Dessert is homemade here. The seldom-seen sabbiosa, otherwise known as "sandy cake," is about the most delicate choice. We enjoyed it, but we went for broke to boot with the tartufo al cioccolato, one of those big mounds of chocolate-topped gelati that everyone pretends to be mortified by when it's put on the table and then proceeds to demolish with pleasure.

I want to reiterate how wonderful the pastas are here, and praise the staff's esprit de corps. Whether all of this combines for you into a pleasurable and satisfying dining experience will likely depend on how you feel about La Tavola's single, square-shaped, semiformal dining room. And that might depend on what time of day you find yourself there. I think its furnishings can look dated and dowdy at 6 o'clock and warm and romantic a few hours later. It's like Teri Hatcher says: "It's LIGHTING."
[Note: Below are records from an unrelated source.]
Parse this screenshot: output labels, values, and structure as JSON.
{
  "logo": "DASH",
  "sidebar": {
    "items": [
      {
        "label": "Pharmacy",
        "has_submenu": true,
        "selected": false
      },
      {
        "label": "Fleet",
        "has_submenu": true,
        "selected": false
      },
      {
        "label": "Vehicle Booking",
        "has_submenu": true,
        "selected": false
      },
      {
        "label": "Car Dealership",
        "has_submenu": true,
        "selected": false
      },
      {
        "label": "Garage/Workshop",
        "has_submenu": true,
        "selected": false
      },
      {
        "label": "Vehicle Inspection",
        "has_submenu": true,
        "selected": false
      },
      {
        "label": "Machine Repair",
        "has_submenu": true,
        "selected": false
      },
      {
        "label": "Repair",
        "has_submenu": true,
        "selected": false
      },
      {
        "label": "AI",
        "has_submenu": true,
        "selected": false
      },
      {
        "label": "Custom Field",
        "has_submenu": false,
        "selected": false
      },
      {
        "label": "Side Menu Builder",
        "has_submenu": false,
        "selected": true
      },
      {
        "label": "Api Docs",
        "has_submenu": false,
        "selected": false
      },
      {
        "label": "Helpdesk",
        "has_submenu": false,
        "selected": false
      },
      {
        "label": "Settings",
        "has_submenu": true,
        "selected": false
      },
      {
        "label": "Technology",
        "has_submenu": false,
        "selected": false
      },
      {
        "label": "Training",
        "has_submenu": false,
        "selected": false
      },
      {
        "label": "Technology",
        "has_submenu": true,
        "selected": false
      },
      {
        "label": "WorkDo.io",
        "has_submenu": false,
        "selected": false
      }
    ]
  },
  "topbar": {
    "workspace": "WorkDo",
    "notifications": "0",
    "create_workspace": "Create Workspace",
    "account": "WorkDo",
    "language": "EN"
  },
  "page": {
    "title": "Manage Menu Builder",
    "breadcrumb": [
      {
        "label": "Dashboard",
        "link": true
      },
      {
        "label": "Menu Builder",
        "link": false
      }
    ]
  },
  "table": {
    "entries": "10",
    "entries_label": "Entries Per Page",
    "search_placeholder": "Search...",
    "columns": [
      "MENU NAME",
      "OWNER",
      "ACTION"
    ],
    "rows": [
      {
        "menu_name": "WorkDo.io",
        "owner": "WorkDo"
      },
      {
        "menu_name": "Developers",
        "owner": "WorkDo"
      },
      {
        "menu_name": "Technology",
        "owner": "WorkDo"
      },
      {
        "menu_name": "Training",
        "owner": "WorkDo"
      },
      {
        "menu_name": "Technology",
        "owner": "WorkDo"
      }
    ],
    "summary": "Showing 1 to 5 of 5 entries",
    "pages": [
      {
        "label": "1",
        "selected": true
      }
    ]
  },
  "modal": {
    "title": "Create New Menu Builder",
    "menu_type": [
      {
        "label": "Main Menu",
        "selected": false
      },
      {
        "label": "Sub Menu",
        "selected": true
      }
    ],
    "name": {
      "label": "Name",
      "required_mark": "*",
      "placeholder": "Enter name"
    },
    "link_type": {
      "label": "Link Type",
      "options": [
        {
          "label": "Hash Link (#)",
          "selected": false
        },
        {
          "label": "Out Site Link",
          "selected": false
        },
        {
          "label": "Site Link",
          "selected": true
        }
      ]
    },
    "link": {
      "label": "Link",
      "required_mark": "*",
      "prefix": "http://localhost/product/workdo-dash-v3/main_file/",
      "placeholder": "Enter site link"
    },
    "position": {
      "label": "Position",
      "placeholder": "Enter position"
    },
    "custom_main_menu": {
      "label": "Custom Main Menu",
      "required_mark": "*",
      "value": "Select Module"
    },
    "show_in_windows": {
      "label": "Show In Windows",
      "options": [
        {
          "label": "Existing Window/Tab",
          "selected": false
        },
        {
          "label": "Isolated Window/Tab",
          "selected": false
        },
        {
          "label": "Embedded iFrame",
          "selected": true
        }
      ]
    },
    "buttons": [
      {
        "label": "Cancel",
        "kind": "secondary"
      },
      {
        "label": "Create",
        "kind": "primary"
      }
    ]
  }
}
La Tavola

Where: 248 Albemarle St., Little Italy

Contact: 410-685-1859

Hours: Open daily for lunch and dinner

Appetizers: $7.50-$18.50

Entrees: $14.95-$23.95

Food: ✭✭✭

Service: ✭✭✭

Atmosphere: ✭✭1/2

[Key: ✭✭✭✭: Outstanding; ✭✭✭: Good; ✭✭: Fair or Uneven; ✭: Poor]